Level Premiums are also increasing:
There is a general misconception that a level premium insurance policy should never go up. While a level premium policy doesn’t go up with age like a stepped premium policy (the likelihood of a claim typically increases as we get older), it is still subject to the vagaries of the overall claims experience.
Level premium cover can also be impacted by interest rates. The interest rate environment and the income earnt to support the product is a significant factor for insurance companies in setting level premiums. As level premium policies age the cost of paying claims is higher than the premiums being received. As a result, product providers build reserves to account for those future claims. Low interest rates in recent years mean that insurers have been earning less interest on those reserves and therefore, more is needed to be put aside today to help fund current and future claims.
For Women: Balancing Work and bringing up Children
Nicolette Rubinsztein has built her career as a senior financial services executive and non executive director – all while working part time and caring for three young daughters. She shares her seven strategies for balancing a successful career and parenthood.
7 strategies to find your flex
Nicolette used her corporate expertise to find a solution to managing work-life balance, based on McKinsey’s 7S Framework.
- Shared Values
What will make you happy? And what will make your family happy? The answers may be different for everyone, but Nicolette says it’s important for partners to be on the same page. “You and your partner need to discuss and agree how you will approach parenting and work. Having the support of your partner is critical to enabling you to succeed as a career mum or dad.”
How will you structure your life? Are you able to work part time, or job share? Or work from home? “I’m a fan of part time – it lets you keep a foot in the career door and stay up to date. But it can be financially challenging.” “In an ideal world, I’d like to see a model where both parents work part time – that would be much more sustainable. Running two full-on careers in one household is very tough,” says Nicolette.

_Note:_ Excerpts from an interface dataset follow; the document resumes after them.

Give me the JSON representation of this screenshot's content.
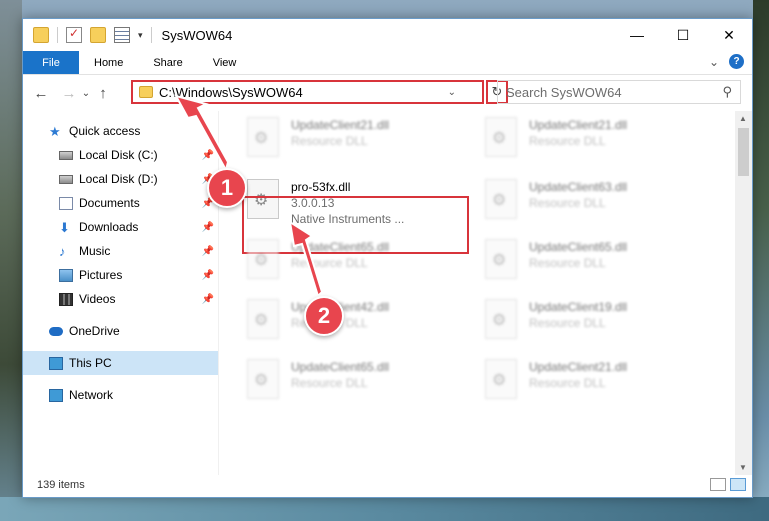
{
  "window": {
    "title": "SysWOW64",
    "minimize_glyph": "—",
    "maximize_glyph": "☐",
    "close_glyph": "✕"
  },
  "ribbon": {
    "tabs": [
      {
        "label": "File"
      },
      {
        "label": "Home"
      },
      {
        "label": "Share"
      },
      {
        "label": "View"
      }
    ],
    "expand_glyph": "⌄",
    "help_glyph": "?"
  },
  "nav": {
    "back_glyph": "←",
    "forward_glyph": "→",
    "recent_glyph": "⌄",
    "up_glyph": "↑",
    "address_path": "C:\\Windows\\SysWOW64",
    "address_chevron": "⌄",
    "refresh_glyph": "↻",
    "search_placeholder": "Search SysWOW64",
    "search_glyph": "⚲"
  },
  "sidebar": {
    "items": [
      {
        "label": "Quick access",
        "icon": "star-icon"
      },
      {
        "label": "Local Disk (C:)",
        "icon": "disk-icon"
      },
      {
        "label": "Local Disk (D:)",
        "icon": "disk-icon"
      },
      {
        "label": "Documents",
        "icon": "documents-icon"
      },
      {
        "label": "Downloads",
        "icon": "downloads-icon"
      },
      {
        "label": "Music",
        "icon": "music-icon"
      },
      {
        "label": "Pictures",
        "icon": "pictures-icon"
      },
      {
        "label": "Videos",
        "icon": "videos-icon"
      },
      {
        "label": "OneDrive",
        "icon": "onedrive-icon"
      },
      {
        "label": "This PC",
        "icon": "computer-icon"
      },
      {
        "label": "Network",
        "icon": "network-icon"
      }
    ],
    "pin_glyph": "📌"
  },
  "files": {
    "featured": {
      "name": "pro-53fx.dll",
      "version": "3.0.0.13",
      "company": "Native Instruments ..."
    },
    "blurred": [
      {
        "name": "UpdateClient21.dll",
        "type": "Resource DLL"
      },
      {
        "name": "UpdateClient21.dll",
        "type": "Resource DLL"
      },
      {
        "name": "UpdateClient63.dll",
        "type": "Resource DLL"
      },
      {
        "name": "UpdateClient65.dll",
        "type": "Resource DLL"
      },
      {
        "name": "UpdateClient65.dll",
        "type": "Resource DLL"
      },
      {
        "name": "UpdateClient42.dll",
        "type": "Resource DLL"
      },
      {
        "name": "UpdateClient19.dll",
        "type": "Resource DLL"
      },
      {
        "name": "UpdateClient65.dll",
        "type": "Resource DLL"
      },
      {
        "name": "UpdateClient21.dll",
        "type": "Resource DLL"
      }
    ]
  },
  "status": {
    "item_count": "139 items"
  },
  "annotations": {
    "step1": "1",
    "step2": "2",
    "color": "#e8454e"
  }
}
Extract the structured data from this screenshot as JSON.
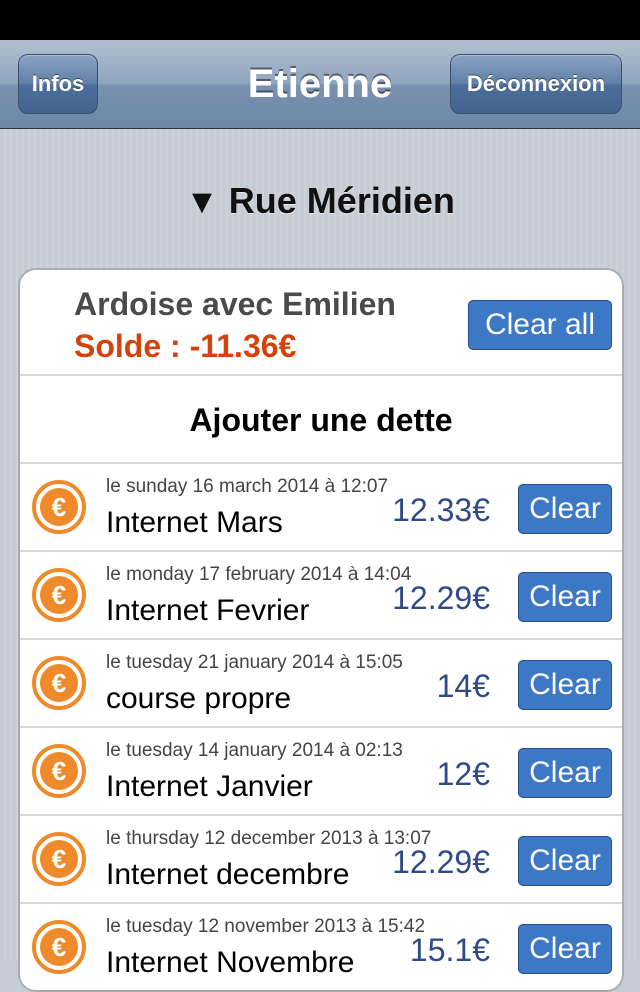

This is all about creating a brand that enhances the perception of value to your business – building up brownie points that you can cash in for greater flexibility. “Make sure you’re a star before you go on maternity leave, so you are in a stronger position to negotiate when you return. One way to do this is to build relationships by staying in the same company for a few years before you start a family.”
“Statistics show that having women in the workplace reduces risks, boosts morale and lifts profits and brand image – so don’t be afraid to be yourself.” Her advice is to use your skills and plan ahead of time so you are in the right role, with the right company and the right boss. This will make negotiating part-time arrangements easier.
Childcare strategy is a key element of success – and a bit of a jigsaw, Nicolette says. “You’ll probably need a combination of both parents, day care, grandparents or babysitters to fill in the childcare gaps.” “But try not to overuse day care if you can help it, and make sure you have one on one time with your child every day.”
Nicolette says it’s important to get help with everyday tasks, to free up valuable time at home. “Your partner will generally be the first port of call – but, if you can afford to, outsource some domestic work to create more time for work and family.”
“There are plenty of men and women in high powered jobs and children that are still doing their own cleaning. This may work for a while, but it’s ultimately unsustainable.”
Your systems can help keep you organised – whether it’s synched calendars to help you and your partner manage your time, a detailed ‘to do’ list, or online groceries delivered every week.
This newsletter contains general advice. It does not take into account your individual objectives, financial situation or needs. You should consider talking to a financial adviser before making a financial decision.